The NHL's third lockout in 18 years, which started after the collective bargaining agreement expired at 11:59 p.m. Saturday, had both sides putting on their respective public-relations spin Sunday.

The NHL said that despite the CBA's expiration, the league "remains committed to negotiating around the clock" to reach a new agreement fair to both sides.

But according to the NHL Players Association, the league was unwilling to go back to the bargaining table on Saturday night.

In other words, it sounds as if it will take a while before common ground is reached.

The owner-imposed lockout has caused some players to plan to play in Europe until a new CBA is in place. Others have a wait-and-see approach and will train at local arenas, paying for their own ice time.

Penguins center Evgeni Malkin, the league's MVP, and Ottawa defenseman Sergei Gonchar have agreed to play with Metallurg in Russia's Kontinental Hockey League.

Representatives for the league and the players have not scheduled any negotiating meetings, leaving a gloomy outlook for the season to start as slated on Oct. 11. Teams are scheduled to have their first on-ice, training-camp sessions on Saturday, but that date and the preseason games are in jeopardy.

The division of hockey-related revenue, revenue sharing to help the small-market teams, the length of contracts, and free-agency changes are among the issues that have not been resolved.

On their websites Sunday, the NHL (via statement) and the NHL Players Association (via video) explained their positions.

"I think we understand the people who suffer the most are the fans," the Penguins' Sidney Crosby said. "You want both sides to benefit. As players, we want to play, but we also know what's right and what's fair."

The NHL's statement, which some teams (including the Flyers) put on their websites, said in part, "Thanks to the conditions fostered by seven seasons under the previous CBA, competitive balance has created arguably the most meaningful regular season in pro sports; a different team has won the Stanley Cup every year; fans and sponsors have agreed the game is at its best, and the league has generated remarkable growth and momentum."

The league claimed it needs to make "necessary adjustments" to produce a "more sustainable division of revenues with the players" in the new CBA.

The NHL said "this is a time of year for all attention to be focused on the ice, not on a meeting room" and that both sides have a stake in resolving issues as quickly as possible. "We owe it to each other, to the game and, most of all, to the fans," the NHL said.

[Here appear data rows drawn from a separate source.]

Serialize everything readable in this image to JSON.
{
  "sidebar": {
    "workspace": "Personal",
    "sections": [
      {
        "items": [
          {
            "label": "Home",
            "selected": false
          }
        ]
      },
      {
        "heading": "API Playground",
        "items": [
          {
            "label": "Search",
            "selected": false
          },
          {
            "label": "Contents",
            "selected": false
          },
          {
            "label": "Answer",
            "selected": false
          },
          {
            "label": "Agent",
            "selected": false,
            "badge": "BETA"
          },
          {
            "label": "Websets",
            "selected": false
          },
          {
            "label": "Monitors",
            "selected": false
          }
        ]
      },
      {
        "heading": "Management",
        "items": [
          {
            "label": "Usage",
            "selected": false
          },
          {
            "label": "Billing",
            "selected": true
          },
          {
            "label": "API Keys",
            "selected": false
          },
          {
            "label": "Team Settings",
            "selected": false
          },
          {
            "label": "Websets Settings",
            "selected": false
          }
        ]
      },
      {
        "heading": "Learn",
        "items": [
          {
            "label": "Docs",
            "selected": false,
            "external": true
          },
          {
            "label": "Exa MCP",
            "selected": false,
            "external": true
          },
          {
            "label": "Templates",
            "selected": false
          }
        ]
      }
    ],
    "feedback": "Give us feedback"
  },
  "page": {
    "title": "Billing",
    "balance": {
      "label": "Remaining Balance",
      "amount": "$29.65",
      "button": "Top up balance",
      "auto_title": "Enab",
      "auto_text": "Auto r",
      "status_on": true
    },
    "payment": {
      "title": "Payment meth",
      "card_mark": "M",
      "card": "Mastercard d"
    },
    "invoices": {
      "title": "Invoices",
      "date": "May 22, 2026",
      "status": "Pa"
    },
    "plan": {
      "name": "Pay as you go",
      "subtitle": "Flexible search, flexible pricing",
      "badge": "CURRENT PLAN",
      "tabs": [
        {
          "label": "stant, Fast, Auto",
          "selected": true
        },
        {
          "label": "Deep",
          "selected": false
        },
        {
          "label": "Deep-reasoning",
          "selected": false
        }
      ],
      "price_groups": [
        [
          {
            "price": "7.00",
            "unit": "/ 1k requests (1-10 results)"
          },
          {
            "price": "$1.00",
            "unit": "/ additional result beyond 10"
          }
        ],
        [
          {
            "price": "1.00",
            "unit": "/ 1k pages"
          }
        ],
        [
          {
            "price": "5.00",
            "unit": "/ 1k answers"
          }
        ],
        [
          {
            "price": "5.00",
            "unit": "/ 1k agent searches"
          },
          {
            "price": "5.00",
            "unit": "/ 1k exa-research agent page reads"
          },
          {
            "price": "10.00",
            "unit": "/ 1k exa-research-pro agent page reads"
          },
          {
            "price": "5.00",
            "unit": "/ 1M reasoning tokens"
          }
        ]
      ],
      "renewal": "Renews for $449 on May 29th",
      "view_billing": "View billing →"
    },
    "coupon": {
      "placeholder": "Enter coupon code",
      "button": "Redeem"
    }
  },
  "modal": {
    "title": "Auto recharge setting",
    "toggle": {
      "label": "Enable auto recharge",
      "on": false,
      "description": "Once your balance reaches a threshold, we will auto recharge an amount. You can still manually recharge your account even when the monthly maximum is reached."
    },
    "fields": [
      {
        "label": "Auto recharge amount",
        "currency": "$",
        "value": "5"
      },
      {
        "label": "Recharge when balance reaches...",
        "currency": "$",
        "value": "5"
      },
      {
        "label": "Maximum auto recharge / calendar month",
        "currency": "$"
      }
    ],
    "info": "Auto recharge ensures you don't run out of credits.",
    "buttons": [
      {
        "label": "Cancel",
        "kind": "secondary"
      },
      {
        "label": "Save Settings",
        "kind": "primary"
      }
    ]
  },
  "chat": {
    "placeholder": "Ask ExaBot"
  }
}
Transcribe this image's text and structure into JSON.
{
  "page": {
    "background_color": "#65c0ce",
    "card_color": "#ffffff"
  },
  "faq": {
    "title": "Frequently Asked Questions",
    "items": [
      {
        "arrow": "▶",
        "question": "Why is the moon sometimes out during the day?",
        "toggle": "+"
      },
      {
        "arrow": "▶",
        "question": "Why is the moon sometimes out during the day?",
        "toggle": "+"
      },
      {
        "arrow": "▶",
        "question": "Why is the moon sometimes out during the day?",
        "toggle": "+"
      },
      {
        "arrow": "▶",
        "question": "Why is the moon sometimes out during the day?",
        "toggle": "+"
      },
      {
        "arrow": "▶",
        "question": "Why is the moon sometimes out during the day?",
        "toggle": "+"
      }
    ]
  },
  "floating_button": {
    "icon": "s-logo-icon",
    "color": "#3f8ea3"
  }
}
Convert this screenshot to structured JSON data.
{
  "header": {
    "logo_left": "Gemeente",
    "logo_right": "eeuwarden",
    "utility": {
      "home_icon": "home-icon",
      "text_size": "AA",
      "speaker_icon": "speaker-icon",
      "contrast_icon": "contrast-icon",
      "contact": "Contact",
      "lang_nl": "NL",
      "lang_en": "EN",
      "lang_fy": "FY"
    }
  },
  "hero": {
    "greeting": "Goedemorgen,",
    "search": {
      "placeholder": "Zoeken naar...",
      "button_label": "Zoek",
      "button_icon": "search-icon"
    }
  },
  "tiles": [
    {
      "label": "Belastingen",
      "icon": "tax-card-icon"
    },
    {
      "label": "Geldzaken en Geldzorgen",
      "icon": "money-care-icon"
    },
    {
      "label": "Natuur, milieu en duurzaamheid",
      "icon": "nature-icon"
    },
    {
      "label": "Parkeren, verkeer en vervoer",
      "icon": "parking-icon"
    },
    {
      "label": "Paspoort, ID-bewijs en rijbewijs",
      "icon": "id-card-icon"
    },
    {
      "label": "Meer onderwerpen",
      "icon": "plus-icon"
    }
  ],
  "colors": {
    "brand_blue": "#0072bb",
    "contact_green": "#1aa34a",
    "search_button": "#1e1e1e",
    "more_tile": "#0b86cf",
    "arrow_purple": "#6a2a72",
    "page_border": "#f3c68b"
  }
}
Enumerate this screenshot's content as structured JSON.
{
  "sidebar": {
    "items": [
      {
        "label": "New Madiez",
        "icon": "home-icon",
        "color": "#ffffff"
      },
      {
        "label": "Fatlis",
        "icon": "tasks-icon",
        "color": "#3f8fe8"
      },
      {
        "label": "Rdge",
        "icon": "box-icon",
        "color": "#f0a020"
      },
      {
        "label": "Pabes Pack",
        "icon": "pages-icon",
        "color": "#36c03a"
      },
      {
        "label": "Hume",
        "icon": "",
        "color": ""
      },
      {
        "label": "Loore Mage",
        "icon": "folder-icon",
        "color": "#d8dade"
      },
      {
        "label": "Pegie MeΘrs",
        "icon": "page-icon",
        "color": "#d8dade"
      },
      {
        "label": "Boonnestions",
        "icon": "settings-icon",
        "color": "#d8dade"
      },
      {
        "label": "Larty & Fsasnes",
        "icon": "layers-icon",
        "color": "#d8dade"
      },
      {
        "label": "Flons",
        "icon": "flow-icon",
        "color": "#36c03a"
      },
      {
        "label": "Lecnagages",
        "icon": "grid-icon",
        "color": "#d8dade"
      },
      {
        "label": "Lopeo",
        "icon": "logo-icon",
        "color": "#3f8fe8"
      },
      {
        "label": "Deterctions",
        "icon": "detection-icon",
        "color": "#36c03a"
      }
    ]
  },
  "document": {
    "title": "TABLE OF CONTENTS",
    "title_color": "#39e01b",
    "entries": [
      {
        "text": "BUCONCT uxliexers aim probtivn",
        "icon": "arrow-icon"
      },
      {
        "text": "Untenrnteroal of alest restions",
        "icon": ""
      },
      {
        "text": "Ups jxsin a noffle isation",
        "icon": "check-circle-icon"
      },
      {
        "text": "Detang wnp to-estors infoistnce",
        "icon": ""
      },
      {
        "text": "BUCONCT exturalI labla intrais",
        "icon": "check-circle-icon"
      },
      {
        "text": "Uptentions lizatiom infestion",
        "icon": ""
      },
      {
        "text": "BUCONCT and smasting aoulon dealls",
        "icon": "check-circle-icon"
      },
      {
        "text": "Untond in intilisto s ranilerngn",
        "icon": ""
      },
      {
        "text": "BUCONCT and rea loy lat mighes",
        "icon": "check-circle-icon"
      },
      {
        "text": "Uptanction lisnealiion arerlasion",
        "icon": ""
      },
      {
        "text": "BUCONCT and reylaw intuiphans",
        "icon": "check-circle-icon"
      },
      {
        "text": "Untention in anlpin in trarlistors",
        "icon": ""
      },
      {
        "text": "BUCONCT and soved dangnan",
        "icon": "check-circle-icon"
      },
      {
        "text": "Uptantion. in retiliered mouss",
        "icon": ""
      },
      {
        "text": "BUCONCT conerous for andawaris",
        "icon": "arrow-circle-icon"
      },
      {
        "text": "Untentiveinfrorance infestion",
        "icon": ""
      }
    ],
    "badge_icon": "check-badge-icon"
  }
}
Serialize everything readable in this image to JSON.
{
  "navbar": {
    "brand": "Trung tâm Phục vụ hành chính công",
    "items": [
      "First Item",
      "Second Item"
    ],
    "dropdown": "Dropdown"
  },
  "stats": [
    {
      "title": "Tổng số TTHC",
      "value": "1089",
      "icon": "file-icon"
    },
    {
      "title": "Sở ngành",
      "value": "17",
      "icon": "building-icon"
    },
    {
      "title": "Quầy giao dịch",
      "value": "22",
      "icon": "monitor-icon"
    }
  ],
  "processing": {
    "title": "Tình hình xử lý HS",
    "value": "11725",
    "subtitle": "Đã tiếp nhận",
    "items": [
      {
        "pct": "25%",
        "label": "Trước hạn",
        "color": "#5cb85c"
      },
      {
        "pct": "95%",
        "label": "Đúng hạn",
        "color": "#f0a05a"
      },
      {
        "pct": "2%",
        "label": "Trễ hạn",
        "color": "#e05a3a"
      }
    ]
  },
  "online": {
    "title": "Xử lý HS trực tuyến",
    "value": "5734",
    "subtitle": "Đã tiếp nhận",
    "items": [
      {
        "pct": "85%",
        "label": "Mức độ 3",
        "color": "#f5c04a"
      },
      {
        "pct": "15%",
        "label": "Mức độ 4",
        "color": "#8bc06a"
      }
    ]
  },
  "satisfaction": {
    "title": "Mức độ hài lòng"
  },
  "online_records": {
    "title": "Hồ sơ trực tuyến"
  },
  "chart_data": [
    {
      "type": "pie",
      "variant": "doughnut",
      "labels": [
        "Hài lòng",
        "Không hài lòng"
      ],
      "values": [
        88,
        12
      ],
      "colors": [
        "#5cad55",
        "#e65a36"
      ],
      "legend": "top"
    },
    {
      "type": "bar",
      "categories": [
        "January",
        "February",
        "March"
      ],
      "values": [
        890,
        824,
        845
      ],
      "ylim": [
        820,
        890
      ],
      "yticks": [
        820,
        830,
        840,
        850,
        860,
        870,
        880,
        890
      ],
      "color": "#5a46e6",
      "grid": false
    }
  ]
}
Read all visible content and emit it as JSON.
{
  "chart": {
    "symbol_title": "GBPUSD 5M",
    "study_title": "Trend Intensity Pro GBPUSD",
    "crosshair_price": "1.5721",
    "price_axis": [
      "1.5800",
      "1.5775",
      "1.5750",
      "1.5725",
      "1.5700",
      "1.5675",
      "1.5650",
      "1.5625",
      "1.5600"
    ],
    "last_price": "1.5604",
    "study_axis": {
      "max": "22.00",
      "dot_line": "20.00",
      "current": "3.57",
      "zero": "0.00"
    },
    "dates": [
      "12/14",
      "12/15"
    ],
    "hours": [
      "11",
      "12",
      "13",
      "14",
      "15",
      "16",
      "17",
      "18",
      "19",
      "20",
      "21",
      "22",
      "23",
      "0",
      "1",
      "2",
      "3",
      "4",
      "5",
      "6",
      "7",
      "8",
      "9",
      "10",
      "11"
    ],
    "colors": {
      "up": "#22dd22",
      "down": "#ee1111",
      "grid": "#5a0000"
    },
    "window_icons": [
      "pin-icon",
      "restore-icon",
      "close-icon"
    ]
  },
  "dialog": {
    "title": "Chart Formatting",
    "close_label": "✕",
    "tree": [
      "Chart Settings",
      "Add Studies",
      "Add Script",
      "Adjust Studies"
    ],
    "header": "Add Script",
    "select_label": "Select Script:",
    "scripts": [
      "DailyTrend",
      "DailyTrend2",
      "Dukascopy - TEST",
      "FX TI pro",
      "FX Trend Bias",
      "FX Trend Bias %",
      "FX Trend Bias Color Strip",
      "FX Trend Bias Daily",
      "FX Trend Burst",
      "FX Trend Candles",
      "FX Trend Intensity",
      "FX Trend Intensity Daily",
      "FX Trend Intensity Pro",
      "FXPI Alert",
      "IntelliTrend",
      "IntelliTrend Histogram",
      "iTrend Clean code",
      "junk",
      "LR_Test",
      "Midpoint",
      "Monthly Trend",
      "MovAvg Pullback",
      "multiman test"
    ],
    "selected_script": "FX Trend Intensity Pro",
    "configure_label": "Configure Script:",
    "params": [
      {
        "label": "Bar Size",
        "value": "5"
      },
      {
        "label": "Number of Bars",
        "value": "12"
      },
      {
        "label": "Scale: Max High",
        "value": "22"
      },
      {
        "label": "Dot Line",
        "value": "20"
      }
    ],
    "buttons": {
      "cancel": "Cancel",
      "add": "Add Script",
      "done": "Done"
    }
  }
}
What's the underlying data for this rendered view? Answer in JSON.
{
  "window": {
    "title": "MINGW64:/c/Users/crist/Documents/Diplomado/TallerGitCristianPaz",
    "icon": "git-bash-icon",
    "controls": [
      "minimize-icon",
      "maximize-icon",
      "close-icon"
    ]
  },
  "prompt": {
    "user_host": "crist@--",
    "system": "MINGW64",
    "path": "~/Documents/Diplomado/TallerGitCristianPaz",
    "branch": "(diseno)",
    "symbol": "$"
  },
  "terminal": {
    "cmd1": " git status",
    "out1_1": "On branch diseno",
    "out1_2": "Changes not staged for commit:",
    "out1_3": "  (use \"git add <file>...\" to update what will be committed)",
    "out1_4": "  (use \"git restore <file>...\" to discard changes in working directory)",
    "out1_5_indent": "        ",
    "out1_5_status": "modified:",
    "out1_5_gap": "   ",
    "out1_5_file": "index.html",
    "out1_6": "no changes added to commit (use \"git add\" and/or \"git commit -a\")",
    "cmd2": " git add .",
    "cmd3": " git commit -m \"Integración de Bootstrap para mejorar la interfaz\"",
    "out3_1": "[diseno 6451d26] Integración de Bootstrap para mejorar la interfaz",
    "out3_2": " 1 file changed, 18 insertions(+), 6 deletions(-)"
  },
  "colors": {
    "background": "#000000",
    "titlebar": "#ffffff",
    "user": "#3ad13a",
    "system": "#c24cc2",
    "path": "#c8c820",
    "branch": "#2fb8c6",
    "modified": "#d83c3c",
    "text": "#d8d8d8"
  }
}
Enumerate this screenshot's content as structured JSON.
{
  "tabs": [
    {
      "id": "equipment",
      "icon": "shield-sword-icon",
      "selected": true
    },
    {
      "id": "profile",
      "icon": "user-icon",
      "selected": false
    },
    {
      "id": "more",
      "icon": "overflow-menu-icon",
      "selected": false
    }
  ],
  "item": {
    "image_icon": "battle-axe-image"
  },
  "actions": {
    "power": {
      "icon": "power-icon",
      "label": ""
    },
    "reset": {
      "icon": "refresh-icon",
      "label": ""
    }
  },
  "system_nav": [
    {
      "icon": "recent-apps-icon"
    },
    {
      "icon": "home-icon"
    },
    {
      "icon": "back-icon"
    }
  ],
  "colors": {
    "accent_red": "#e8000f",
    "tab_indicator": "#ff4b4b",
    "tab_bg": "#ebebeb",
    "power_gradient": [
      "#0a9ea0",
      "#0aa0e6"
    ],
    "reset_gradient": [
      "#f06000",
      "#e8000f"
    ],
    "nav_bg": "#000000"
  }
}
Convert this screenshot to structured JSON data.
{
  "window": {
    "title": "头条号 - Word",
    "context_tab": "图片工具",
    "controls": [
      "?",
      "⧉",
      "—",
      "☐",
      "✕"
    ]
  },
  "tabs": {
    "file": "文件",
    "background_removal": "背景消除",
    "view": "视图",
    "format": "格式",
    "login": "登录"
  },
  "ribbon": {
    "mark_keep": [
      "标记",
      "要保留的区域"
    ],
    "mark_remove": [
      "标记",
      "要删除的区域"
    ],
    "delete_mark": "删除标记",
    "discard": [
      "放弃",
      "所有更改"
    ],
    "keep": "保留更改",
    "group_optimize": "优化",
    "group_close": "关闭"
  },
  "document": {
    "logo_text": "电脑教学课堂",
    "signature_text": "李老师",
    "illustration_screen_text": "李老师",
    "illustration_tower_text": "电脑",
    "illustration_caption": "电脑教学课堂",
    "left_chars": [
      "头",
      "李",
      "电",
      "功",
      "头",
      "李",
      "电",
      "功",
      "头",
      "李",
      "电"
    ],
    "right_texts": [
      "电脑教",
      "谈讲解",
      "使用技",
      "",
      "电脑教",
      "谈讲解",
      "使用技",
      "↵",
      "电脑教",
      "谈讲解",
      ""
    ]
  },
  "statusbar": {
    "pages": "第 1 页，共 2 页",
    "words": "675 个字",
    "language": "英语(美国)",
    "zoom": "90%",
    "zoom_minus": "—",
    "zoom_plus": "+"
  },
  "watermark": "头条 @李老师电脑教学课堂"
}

The NHL may find that many fans won't mind missing the first two months of the season, especially with the NFL, college football, and MLB's postseason to fill the void.

The NHL's regular season seemed irrelevant last year. Eighth-seeded Los Angeles, which struggled just to make the playoffs, defeated sixth-seeded New Jersey in the Stanley Cup Finals.

"We're definitely worried about [losing] the fans," said backup Flyers goalie Michael Leighton, who will train in Windsor, Ontario, during the lockout. "We want to play and we want to play for the fans. I know it will be disappointing for the fans if we don't play, but they have to realize it's disappointing for us, too."

 Sean Couturier, the Flyers' gifted young center, was 11 at the start of the 2004-05 season, which was canceled by a labor dispute.

"I used to spend my nights watching hockey, and now I had nothing to do with my nights," recalled Couturier, 19, who will play for the AHL Phantoms if the lockout remains in place. Back then, Couturier said, "I really didn't understand" what had caused the lockout. "Obviously, it was about money, but I didn't understand it all."